Popping in to climb Fawn Lake Mountain
As you can imagine, a day in the Moose River Plains is only enough time to merely scratch the surface of the possible exploring that can be had there. But on this day I only had a brief amount of time, and I had one particular standalone peak in mind: Fawn Lake Mountain.
I mean why not? It’s a lovely name, and the lake itself is gorgeous.
Early one morning, I overslept through my annoying alarm only to be nudged that I was running late. All I remember is throwing on my hiking pants, with my shirt on backwards and my hair close to that of Don King.
Stumbling to my car, I realized I still had my slippers on, so back in I went to fetch my hiking boots.
As a side note, coffee really doesn’t have that, “Irish Spring” effect on me like other folks. It takes a while for the fuel to reach my brain.
I was to meet at the trailhead for an 8 a.m. start time, and I actually almost made it. Funny enough, I was the first one there. This would prove to be my hiking partner’s first-ever bushwhack. Guess I never did ask that question. Thankfully, I didn’t choose a much more difficult transition from trail hiking.
This day would only be about a 3-mile loop, giving Cordell a taste of trailless travel without a total burnout of his new outdoor activity.
We started at the obscure trail that leads to Limekiln Lake — it was even obscure in finding the start. I typically will use a trail when I can to access the base of the mountain, then gain as much elevation as I can before I step off the dotted line.
This trail didn’t get us much elevation, but it was perfect to get us over a stream. This flow into Limekiln Lake had the chance of being a beaver swamp mess in many of the low-lying areas. I wanted to avoid that if I could, and Cordell did not oppose.
The trail descended a bit and on a wide berth as we hiked through a dark forest of evergreens. Passing through a make-shift camp that rested right on the trail, we made excellent time to the inlet crossing.
My hunch was right on the money about the beavers. The bog bridge that crossed the inlet also doubled as a foundation for a beaver dam.
With a deeply flooded flow upstream and a wet mess downstream, we played a sketchy game of balance on an oversized field of pick-up sticks. The old bridge poked out through the beaver twigs, but luckily it was a short traverse to the other side. Had it been spring, this story might be a more soggy affair.
Once across the flowage, we settled right in and hit the forest. Setting our course almost directly north we began our climb through the ever so familiar beech sapling forest.
The terrain was moderately steep, but Cordell soon found that a “moderate” scale on a bushwhack is much closer to that of a “difficult” scale on a trail hike. His coursework was about to near its first chapter.
After a bit of push and pull through the beech trees and an occasional spruce band, we crested the initial shelf and onto a flat region for a bit.
Now with a slight breather under our belt, we prepped our final ascent to the summit ridge.

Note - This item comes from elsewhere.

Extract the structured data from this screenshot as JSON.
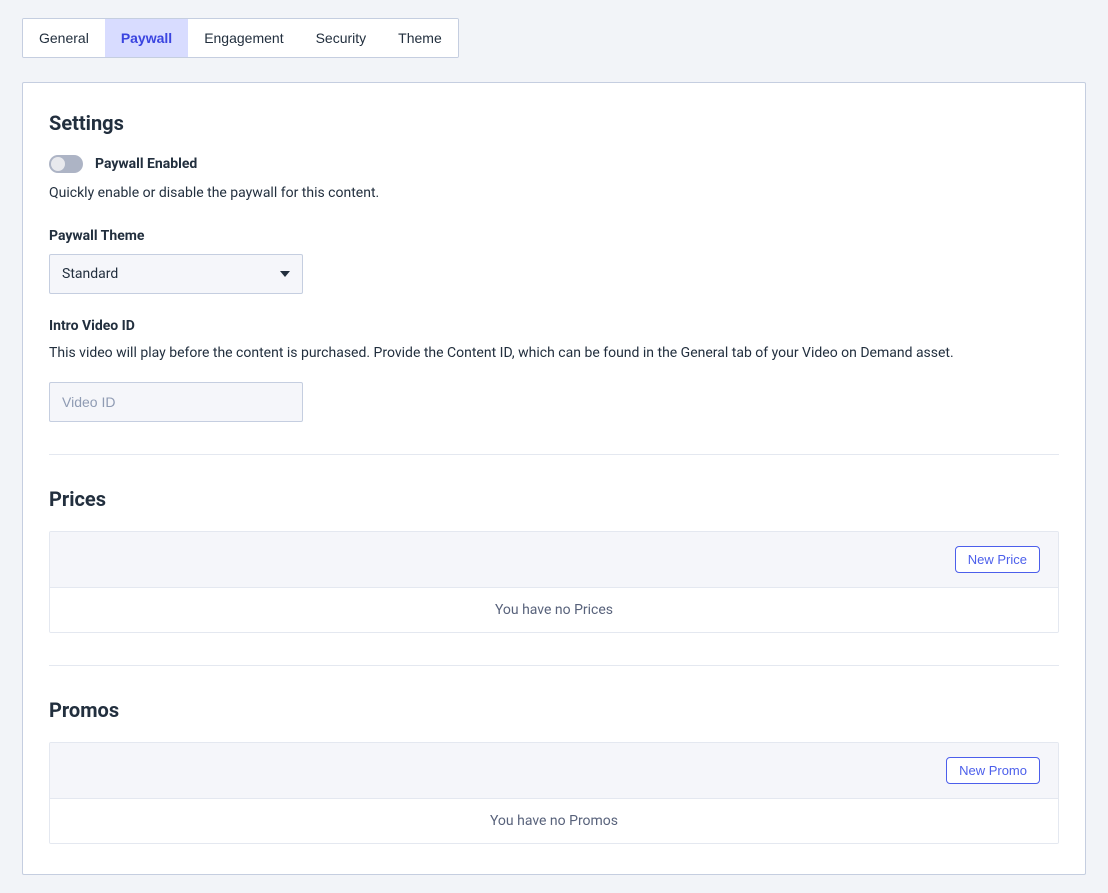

To avoid the steep portions of the mountain, we edged a bit more west in a switchback motion which proved to be a charm as we topped out along the lengthy ridge.
The steep slopes looked promising for views, but the trees were just a bit taller than the grade, leaving us with great views of their foliage. We popped out just below the actual summit, which was not all that different than our actual location.
The dead branches of the past succession of trees were not giving us much room for relaxation, so we didn’t hang around for long.
“How about we make this a loop and check out that hidden pond on the shoulder of the mountain?” I asked Cordell.
“There’s a pond? Sure!”
He accepted the challenge, almost sounded excited about it. What a trooper.
The pond only lay about a quarter-mile off the summit, but it was an abrupt quarter-mile. We busted through the thicker growth around the summit and pushed our way downhill, and quickly we could see the glistening of the blue waters below.
I was happy to see water, because as many of you may know, heavy drainage, a bursting of a beaver dam, a dry season or even over the course of time, and some of these backcountry ponds you see on a map become a massive field of grasses, stumps, snags and woody shrubs. Not to mention a mosquito colonies.
The shore of the pond was very steep with small cliffs that blocked easy passage along the edge. We had to stay high, work low and again climb back up until we cleared the shore for a final descent to the lowland.
The higher reaches above the pond were very tough, very steep, and very dead. It proved to be more of a challenge than I expected, but we were elbow deep into it, so we had to manage to wiggle out back to the car.
Cordell didn’t have any idea what to expect, but I sold it well.
The pond was actually quite gorgeous for what it was, and we were both happy to be experiencing it. I don’t imagine this place gets much for human visitation.
We hopped a small inlet and back into the hardwood forest we went.
The descent now was as easy as it gets. As we made our way through, we could feel the road getting closer and on occasion hear the sounds of a passing car over the washboard dirt road. We emerged from the forest almost as green as a spruce trees we walked through, but emerged grateful to have experienced the beauty of the Moose River Plains.
I will be back, and I am sure Cordell will be back too. Maybe I can talk him into another bushwhack someday.